The heat of vaporization is the temperature at which an element is transformed from fluid into gas at a certain pressure. This process is calculated at boiling point of an element. The units of measurements are in J/mol or Kj/mol (molar enthalpy of vaporization). However, units like kj/kg or J/g are used as well as older divisions like cal/g and kcal/mol are also functional.
A simple physical model of heat of vaporization of liquid to gas has been projected lately. It is proposed that the heat needed to release a particle from the fluid is correspondent with the energy required to surmount the exterior resistance of the fluid. In addition to this, the model gives way for calculation of latent temperature through multiplication of the surface tension, and quantity of particles in the fluid by the surface area covering a particle.
The premeditated latent heat of vaporization standards for the 45 examined constituents concurs perfectly with the tests carried. The heat of vaporization can be observed as the energy needed to beat the intermolecular contact of the fluid. According to the International Union of Pure and Applied Chemistry (IUPAC), Helium has a low heat of vaporization as the forces between its particles are weak while the heat of vaporization of water is high due to the strong hydrogen bonds within it, therefore, more energy required to vaporize it.
When the strength of intermolecular contact is measured, caution should be taken regarding their heat of vaporization measurements because these intermolecular forces might persist to a certain level in the gas stage, hence, giving a low measurement when calculations are done. It is possible to measure this heat at boiling point, where the temperature at which the pressure of the vapor of the liquid equals the pressure surrounding the fluid.

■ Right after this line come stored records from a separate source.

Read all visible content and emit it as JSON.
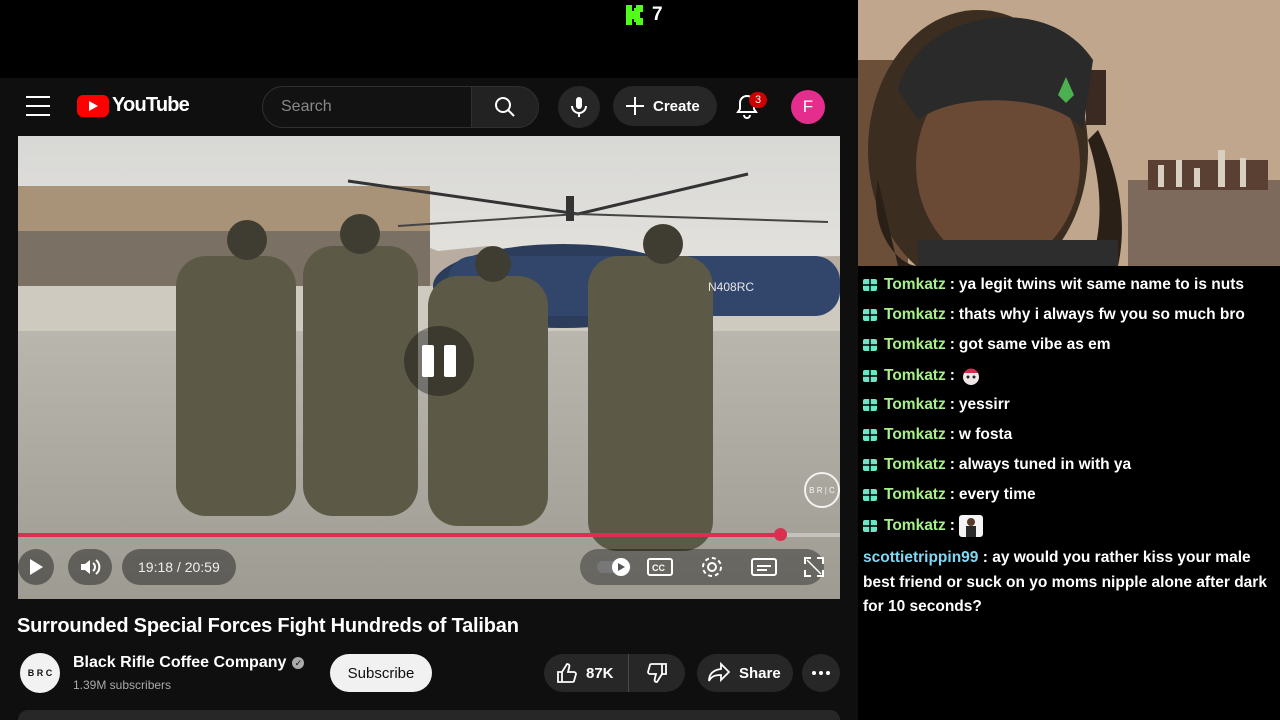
{
  "kick": {
    "viewer_count": "7",
    "accent": "#53fc18"
  },
  "youtube": {
    "logo_text": "YouTube",
    "search": {
      "placeholder": "Search"
    },
    "create_label": "Create",
    "notifications_count": "3",
    "avatar_letter": "F",
    "video": {
      "tail_number": "N408RC",
      "watermark": "B R | C",
      "current_time": "19:18 / 20:59",
      "progress_fraction": 0.927,
      "progress_color": "#d9304f"
    },
    "title": "Surrounded Special Forces Fight Hundreds of Taliban",
    "channel": {
      "name": "Black Rifle Coffee Company",
      "subscribers": "1.39M subscribers",
      "avatar_text": "B R C"
    },
    "subscribe_label": "Subscribe",
    "likes": "87K",
    "share_label": "Share"
  },
  "chat": {
    "user_color": "#a8f08a",
    "messages": [
      {
        "user": "Tomkatz",
        "text": "ya legit twins wit same name to is nuts"
      },
      {
        "user": "Tomkatz",
        "text": "thats why i always fw you so much bro"
      },
      {
        "user": "Tomkatz",
        "text": "got same vibe as em"
      },
      {
        "user": "Tomkatz",
        "text": ""
      },
      {
        "user": "Tomkatz",
        "text": "yessirr"
      },
      {
        "user": "Tomkatz",
        "text": "w fosta"
      },
      {
        "user": "Tomkatz",
        "text": "always tuned in with ya"
      },
      {
        "user": "Tomkatz",
        "text": "every time"
      },
      {
        "user": "Tomkatz",
        "text": ""
      }
    ],
    "last_message": {
      "user": "scottietrippin99",
      "text": "ay would you rather kiss your male best friend or suck on yo moms nipple alone after dark for 10 seconds?"
    }
  }
}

According to the International Union of Pure and Applied Chemistry (IUPAC), standard boiling point is the temperature at which boiling takes place below a pressure of one bar. Saturation temperature means the boiling point of a substance. This is the temperature of an equivalent saturation temperature at which the fluid turns to mist. Saturation takes place through thermal energy.